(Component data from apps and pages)
● ● ●
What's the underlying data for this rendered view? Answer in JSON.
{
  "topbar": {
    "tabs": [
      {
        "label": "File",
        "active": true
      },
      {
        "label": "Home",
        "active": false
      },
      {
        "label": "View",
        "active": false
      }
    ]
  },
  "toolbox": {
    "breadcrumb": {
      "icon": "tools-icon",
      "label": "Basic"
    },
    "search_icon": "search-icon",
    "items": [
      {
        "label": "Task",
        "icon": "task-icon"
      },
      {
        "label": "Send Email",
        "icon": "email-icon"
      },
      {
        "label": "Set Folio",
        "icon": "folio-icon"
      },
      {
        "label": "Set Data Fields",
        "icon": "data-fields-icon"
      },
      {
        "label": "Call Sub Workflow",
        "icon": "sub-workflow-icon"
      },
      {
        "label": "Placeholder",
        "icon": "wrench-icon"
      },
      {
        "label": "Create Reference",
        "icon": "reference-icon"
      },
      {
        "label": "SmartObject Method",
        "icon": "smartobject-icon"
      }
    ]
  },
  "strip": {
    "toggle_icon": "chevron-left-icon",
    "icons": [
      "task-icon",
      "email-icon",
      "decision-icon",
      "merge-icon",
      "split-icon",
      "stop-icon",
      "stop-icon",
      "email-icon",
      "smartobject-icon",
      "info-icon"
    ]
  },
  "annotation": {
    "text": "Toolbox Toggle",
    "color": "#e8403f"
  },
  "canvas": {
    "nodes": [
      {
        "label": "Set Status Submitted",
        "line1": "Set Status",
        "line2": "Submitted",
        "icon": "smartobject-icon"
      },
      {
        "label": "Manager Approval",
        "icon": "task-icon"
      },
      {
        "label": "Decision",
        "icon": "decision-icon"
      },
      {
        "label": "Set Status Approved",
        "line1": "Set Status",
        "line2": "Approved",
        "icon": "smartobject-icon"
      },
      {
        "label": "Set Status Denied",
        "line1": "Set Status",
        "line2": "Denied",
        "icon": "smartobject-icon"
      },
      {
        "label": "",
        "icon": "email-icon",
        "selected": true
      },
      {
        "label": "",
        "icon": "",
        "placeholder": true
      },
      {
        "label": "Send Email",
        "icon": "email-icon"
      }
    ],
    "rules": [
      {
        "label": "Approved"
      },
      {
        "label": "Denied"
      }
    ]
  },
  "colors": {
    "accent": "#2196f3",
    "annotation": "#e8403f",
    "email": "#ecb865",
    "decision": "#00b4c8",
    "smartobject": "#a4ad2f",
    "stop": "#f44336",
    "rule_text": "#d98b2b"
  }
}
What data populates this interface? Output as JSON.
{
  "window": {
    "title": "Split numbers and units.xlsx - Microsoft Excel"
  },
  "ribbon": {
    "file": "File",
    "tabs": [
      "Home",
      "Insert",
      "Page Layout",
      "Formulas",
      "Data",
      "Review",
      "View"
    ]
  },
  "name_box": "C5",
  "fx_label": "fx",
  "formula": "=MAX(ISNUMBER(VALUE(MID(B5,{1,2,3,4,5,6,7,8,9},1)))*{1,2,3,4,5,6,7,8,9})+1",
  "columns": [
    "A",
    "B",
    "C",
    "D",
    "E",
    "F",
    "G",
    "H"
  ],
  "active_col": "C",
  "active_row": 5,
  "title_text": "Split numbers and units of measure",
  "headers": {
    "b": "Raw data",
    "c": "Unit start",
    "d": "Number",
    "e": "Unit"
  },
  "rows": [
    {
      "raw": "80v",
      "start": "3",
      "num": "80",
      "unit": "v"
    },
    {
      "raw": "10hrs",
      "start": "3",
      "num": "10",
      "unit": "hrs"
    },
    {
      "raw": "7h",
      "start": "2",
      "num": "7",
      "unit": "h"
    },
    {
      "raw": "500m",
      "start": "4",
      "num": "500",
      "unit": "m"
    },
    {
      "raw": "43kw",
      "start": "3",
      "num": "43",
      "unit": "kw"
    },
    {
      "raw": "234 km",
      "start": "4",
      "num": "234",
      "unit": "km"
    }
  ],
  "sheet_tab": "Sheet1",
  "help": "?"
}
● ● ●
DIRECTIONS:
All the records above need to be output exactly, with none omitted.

ANSWER SPACE:
What's the underlying data for this rendered view? Answer in JSON.
{
  "topbar": {
    "tabs": [
      {
        "label": "File",
        "active": true
      },
      {
        "label": "Home",
        "active": false
      },
      {
        "label": "View",
        "active": false
      }
    ]
  },
  "toolbox": {
    "breadcrumb": {
      "icon": "tools-icon",
      "label": "Basic"
    },
    "search_icon": "search-icon",
    "items": [
      {
        "label": "Task",
        "icon": "task-icon"
      },
      {
        "label": "Send Email",
        "icon": "email-icon"
      },
      {
        "label": "Set Folio",
        "icon": "folio-icon"
      },
      {
        "label": "Set Data Fields",
        "icon": "data-fields-icon"
      },
      {
        "label": "Call Sub Workflow",
        "icon": "sub-workflow-icon"
      },
      {
        "label": "Placeholder",
        "icon": "wrench-icon"
      },
      {
        "label": "Create Reference",
        "icon": "reference-icon"
      },
      {
        "label": "SmartObject Method",
        "icon": "smartobject-icon"
      }
    ]
  },
  "strip": {
    "toggle_icon": "chevron-left-icon",
    "icons": [
      "task-icon",
      "email-icon",
      "decision-icon",
      "merge-icon",
      "split-icon",
      "stop-icon",
      "stop-icon",
      "email-icon",
      "smartobject-icon",
      "info-icon"
    ]
  },
  "annotation": {
    "text": "Toolbox Toggle",
    "color": "#e8403f"
  },
  "canvas": {
    "nodes": [
      {
        "label": "Set Status Submitted",
        "line1": "Set Status",
        "line2": "Submitted",
        "icon": "smartobject-icon"
      },
      {
        "label": "Manager Approval",
        "icon": "task-icon"
      },
      {
        "label": "Decision",
        "icon": "decision-icon"
      },
      {
        "label": "Set Status Approved",
        "line1": "Set Status",
        "line2": "Approved",
        "icon": "smartobject-icon"
      },
      {
        "label": "Set Status Denied",
        "line1": "Set Status",
        "line2": "Denied",
        "icon": "smartobject-icon"
      },
      {
        "label": "",
        "icon": "email-icon",
        "selected": true
      },
      {
        "label": "",
        "icon": "",
        "placeholder": true
      },
      {
        "label": "Send Email",
        "icon": "email-icon"
      }
    ],
    "rules": [
      {
        "label": "Approved"
      },
      {
        "label": "Denied"
      }
    ]
  },
  "colors": {
    "accent": "#2196f3",
    "annotation": "#e8403f",
    "email": "#ecb865",
    "decision": "#00b4c8",
    "smartobject": "#a4ad2f",
    "stop": "#f44336",
    "rule_text": "#d98b2b"
  }
}
What data populates this interface? Output as JSON.
{
  "window": {
    "title": "Split numbers and units.xlsx - Microsoft Excel"
  },
  "ribbon": {
    "file": "File",
    "tabs": [
      "Home",
      "Insert",
      "Page Layout",
      "Formulas",
      "Data",
      "Review",
      "View"
    ]
  },
  "name_box": "C5",
  "fx_label": "fx",
  "formula": "=MAX(ISNUMBER(VALUE(MID(B5,{1,2,3,4,5,6,7,8,9},1)))*{1,2,3,4,5,6,7,8,9})+1",
  "columns": [
    "A",
    "B",
    "C",
    "D",
    "E",
    "F",
    "G",
    "H"
  ],
  "active_col": "C",
  "active_row": 5,
  "title_text": "Split numbers and units of measure",
  "headers": {
    "b": "Raw data",
    "c": "Unit start",
    "d": "Number",
    "e": "Unit"
  },
  "rows": [
    {
      "raw": "80v",
      "start": "3",
      "num": "80",
      "unit": "v"
    },
    {
      "raw": "10hrs",
      "start": "3",
      "num": "10",
      "unit": "hrs"
    },
    {
      "raw": "7h",
      "start": "2",
      "num": "7",
      "unit": "h"
    },
    {
      "raw": "500m",
      "start": "4",
      "num": "500",
      "unit": "m"
    },
    {
      "raw": "43kw",
      "start": "3",
      "num": "43",
      "unit": "kw"
    },
    {
      "raw": "234 km",
      "start": "4",
      "num": "234",
      "unit": "km"
    }
  ],
  "sheet_tab": "Sheet1",
  "help": "?"
}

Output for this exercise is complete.